On Monday, the California Supreme Court issued yet another decision on class certification; this time in an action challenging the independent contractor (“IC”) classification of a proposed class of Antelope Valley News newspaper deliverers, Ayala v. Antelope Valley Newspapers, Inc. Although much of the case addresses the proper standards for evaluation whether a person is an IC or employee, the California Supreme Court further clarified the proper procedures for a trial court considering class certification and did so in a way that should lead either to depublication or reversal of the awful Hall v. Rite-Aid decision I blogged about last month.
Antelope Valley Newspapers (“AVN”) entered into one of two form contracts with individuals who delivered newspapers. The agreements purported to create an IC relationship, which meant that AVN did not formally provide meal and rest periods, did not reimburse expenses, did not pay overtime, and did not follow the other California regulations that apply only to employees. A group of newspaper deliverers filed a class action, asserting that they were all misclassified as independent contractors, and were entitled to damages and penalties for AVN’s failure to treat them as employees.
The trial court denied class certification, finding predominant individualized issues as to the level of control the newspaper company asserted over different putative class members. It also found variation in the so-called “secondary” factors that courts are supposed to examine in determining whether a work relationship is an employment or independent contractor relationship (e.g., whether the employee provides his own tools, works with multiple companies, or has some kind of notable expertise).
The court of appeal reversed the denial of certification in part. It found that, on the central issue of independent contractor status, the predominant question was the right to control the newspaper had under the IC contract as opposed to the actual control AVN exercised with respect to different deliverers. While the latter varied, the right to control was determined from the two commonly used independent contractor agreements. The court of appeal agreed, however, that individualized issues predominated as to overtime, meal and rest claims, so certification was denied on those particular claims. AVN sought review.
The California Supreme Court’s Decision
The California Supreme Court granted review and fully affirmed the Court of Appeal (including, apparently, its view that certification properly was denied on the meal, rest, and overtime claims — see pages 3-4). Its main holding was that the trial court needed to consider class certification anew because the proper question to decide that the trial court had not decided was whether AVN’s right to control the deliverers could be determined based on the content of the written independent contractor agreement (or other collective proof). In other words, if the right to control was the same across the class, it was proper to certify the class, even if the actual amount of control exercised varied widely from one delivery person to another. Furthermore, the trial court did not need to actually decide whether the putative class members were or were not independent contractors at the certification stage, but rather should only determine whether the answer to that question would be common to the class. As for the secondary factors that bear on independent contractor status, the trial court needed to consider whether they were truly material to the final answer and should deny certification only if there was substantial variation in amaterial secondary factor. The Supreme Court seemed to indicate that most of the secondary factors are not material but it was somewhat vague as to which ones would be material. In any event, it provided the necessary framework for the trial court to use on remand.

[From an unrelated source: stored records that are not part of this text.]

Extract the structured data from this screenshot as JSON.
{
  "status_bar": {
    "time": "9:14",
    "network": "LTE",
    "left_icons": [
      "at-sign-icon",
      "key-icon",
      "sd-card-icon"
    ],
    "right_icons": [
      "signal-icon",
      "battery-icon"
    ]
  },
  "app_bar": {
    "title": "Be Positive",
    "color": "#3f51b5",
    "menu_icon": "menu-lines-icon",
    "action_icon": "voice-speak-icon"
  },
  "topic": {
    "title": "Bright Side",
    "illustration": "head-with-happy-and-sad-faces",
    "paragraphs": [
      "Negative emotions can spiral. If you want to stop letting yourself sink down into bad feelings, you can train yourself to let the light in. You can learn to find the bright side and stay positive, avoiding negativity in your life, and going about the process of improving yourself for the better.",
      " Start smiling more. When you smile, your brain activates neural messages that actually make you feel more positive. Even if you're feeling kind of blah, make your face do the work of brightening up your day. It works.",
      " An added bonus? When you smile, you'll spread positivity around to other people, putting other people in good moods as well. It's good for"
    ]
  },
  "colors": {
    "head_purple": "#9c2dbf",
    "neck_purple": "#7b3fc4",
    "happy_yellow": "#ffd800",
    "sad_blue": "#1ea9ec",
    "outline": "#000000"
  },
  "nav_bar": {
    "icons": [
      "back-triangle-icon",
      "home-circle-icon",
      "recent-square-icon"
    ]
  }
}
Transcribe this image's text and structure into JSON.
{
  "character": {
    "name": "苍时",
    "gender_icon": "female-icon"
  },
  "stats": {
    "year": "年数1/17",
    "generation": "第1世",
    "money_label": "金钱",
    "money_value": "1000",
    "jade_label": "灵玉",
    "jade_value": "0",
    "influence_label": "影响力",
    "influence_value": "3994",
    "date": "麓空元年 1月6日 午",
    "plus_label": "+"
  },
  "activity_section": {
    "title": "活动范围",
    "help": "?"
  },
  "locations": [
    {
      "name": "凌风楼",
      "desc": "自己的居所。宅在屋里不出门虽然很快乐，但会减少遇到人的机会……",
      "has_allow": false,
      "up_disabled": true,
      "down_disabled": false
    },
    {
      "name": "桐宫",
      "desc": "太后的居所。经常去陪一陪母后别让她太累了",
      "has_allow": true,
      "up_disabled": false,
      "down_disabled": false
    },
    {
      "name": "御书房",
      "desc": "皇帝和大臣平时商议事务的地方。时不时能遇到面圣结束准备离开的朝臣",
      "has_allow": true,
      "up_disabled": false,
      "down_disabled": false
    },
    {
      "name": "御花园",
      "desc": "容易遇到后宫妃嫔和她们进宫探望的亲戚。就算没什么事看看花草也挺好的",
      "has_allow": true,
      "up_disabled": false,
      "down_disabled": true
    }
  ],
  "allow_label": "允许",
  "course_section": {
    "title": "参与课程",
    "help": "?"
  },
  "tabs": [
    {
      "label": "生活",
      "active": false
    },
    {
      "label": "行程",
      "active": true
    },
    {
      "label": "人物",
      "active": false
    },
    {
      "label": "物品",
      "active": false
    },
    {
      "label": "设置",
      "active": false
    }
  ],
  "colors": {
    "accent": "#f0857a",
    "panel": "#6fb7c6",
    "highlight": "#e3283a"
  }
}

It is notable that the California Supreme Court did not simply order class certification. Rather, it sent the case back to the trial court to reconsider certification using the proper standards: “[T]he preferred course is to remand for the trial court to reconsider class certification under the correct legal standards.” (p. 16). Many appellate courts ignore this rule and simply certify classes when they find that the lower court did not follow the law in granting class certification.
Separate from that central holding, the California Supreme Court reaffirmed that it can be proper—and even necessary—for the trial court to consider merits issues at certification. Its discussion is wholly consistent with my criticism of the Hall v. Rite Aid suitable seating decision from last month, in which the court of appeal had held that where the parties have competing arguments as to the proper elements of the legal claim at issue, the trial court must accept the plaintiffs as correct. In Ayala, the California Supremes reiterated that the trial court has to consider the merits to determine what the actual elements are of the claim at issue at least to determine whether those elements could be manageably resolved using collective proof. To quote Justice Werdegar:
“The extent of Antelope Valley‘s legal right of control is a point of considerable dispute; indeed, it is likely the crux of the case‘s merits. To address such an issue on a motion for class certification is not necessarily erroneous. We recently reaffirmed that a court deciding a certification motion can resolve legal or factual disputes: To the extent the propriety of certification depends upon disputed threshold legal or factual questions, a court may, and indeed must, resolve them. But we cautioned that such an inquiry generally should occur only when necessary. The key to deciding whether a merits resolution is permitted, then, is whether certification depends upon the disputed issue.” (internal citations omitted)
In Hall, the court changed that standard of “resolve merits when necessary” to one of “resolve merits only in (undefined) extraordinary circumstances.” In reality, if the defendant is right as to the elements of the claim, and using the proper elements the case is not manageable as a class action, then the trial court should deny certification. Hopefully, this will lead to depublication or reversal of the erroneous Hall decision.